It has been a beautiful day in the nation’s capital. Excited visitors, as far as the eye can see, pouring into the district from all over the world. Saturday—preparations all around were in high gear for Monday and the nation’s 57th Presidential Inauguration.

A busy day as well for the first family– Saturday was designated a National Day of Service leading up to the Martin Luther King Junior holiday and the president and Michele Obama were out taking part in that, as they’ve urged others to– lending a hand in renovating a local school.

A Chicago mother and son joining the first family– learning about life-saving CPR and the importance of public service.

We’re running into all sorts of high-profile Chicagoans like local rapper and actor ‘Common’ who told us how important he feels it is to be here.

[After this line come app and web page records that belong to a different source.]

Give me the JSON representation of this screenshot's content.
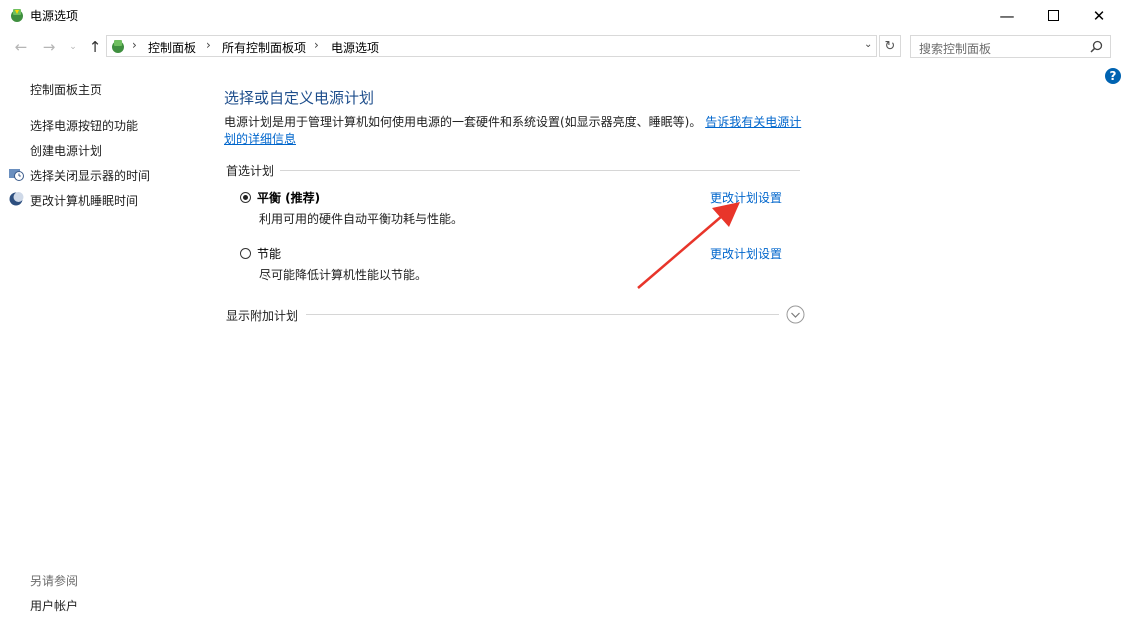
{
  "window": {
    "title": "电源选项",
    "controls": [
      "minimize",
      "maximize",
      "close"
    ]
  },
  "address": {
    "breadcrumbs": [
      "控制面板",
      "所有控制面板项",
      "电源选项"
    ],
    "search_placeholder": "搜索控制面板"
  },
  "sidebar": {
    "home": "控制面板主页",
    "links": [
      "选择电源按钮的功能",
      "创建电源计划",
      "选择关闭显示器的时间",
      "更改计算机睡眠时间"
    ],
    "see_also_title": "另请参阅",
    "see_also_links": [
      "用户帐户"
    ]
  },
  "main": {
    "title": "选择或自定义电源计划",
    "description": "电源计划是用于管理计算机如何使用电源的一套硬件和系统设置(如显示器亮度、睡眠等)。",
    "description_link": "告诉我有关电源计划的详细信息",
    "preferred_group_label": "首选计划",
    "plans": [
      {
        "name": "平衡 (推荐)",
        "desc": "利用可用的硬件自动平衡功耗与性能。",
        "selected": true,
        "link": "更改计划设置"
      },
      {
        "name": "节能",
        "desc": "尽可能降低计算机性能以节能。",
        "selected": false,
        "link": "更改计划设置"
      }
    ],
    "additional_plans_label": "显示附加计划"
  },
  "colors": {
    "link": "#0066cc",
    "title": "#1e4e8c",
    "annotation_arrow": "#e8352a"
  }
}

As for the Illinois Inaugural Delegation– they have events Saturday and Sunday and of course, expect to figure prominently in the president’s Inaugural Ball Monday night.

Barack Obama will be re-upped as president officially Sunday. A January 20th swearing-in is constitutionally required. But as it’s a Sunday, we get a ceremonial swearing-in Monday in front of the hundreds of thousands of people who will pack the area around us here at the national mall.

Many Chicago-area students are heading to the nation’s capitol to celebrate President Obama’s second inauguration. 


After last-minute rehearsals Friday night, 54 young people representing the South Shore Drill Team hit the road. The group was selected to perform in the Presidential Inaugural Parade.


 The $45,000 trip almost did not happen, but people all over the city opened their wallets to support the trip. 


“It means everything, ” said team member, Tamisha Dorsey. “I don’t know how to explain it. I’m so happy.”

On tonight’s WGN News at Five, I spent the morning at Alcott Elementary in Lincoln Park. A group of 17 students, along with their social studies teacher Jennifer Vincent, will be heading to Washington D.C. this weekend for President Obama’s second Inauguration celebration.

It’s part of a travel program the teacher has implemented. Another group of her students traveled to Washington last year. My feature on how they’re getting there and what it means for the students will be posted above after it airs.

A dress rehearsal was held Sunday in the Nation’s capitol with stand-ins for the President, First Lady, and daughters Sasha and Malia.

This year’s ceremony is not expecting as many people as four years ago, but numbers could range from 600,000 to 800,000 people in attendance.

Nearly 2 million people were present for President Obama’s inauguration in 2009.

The president will actually be sworn-in on Sunday at The White House, but the large-scale oath-taking ceremony takes place the next day.

Mr. Obama will be using two bible during his swearing in, the first President Abraham Lincoln’s personal bible as well as Dr. Martin Luther King’s traveling bible.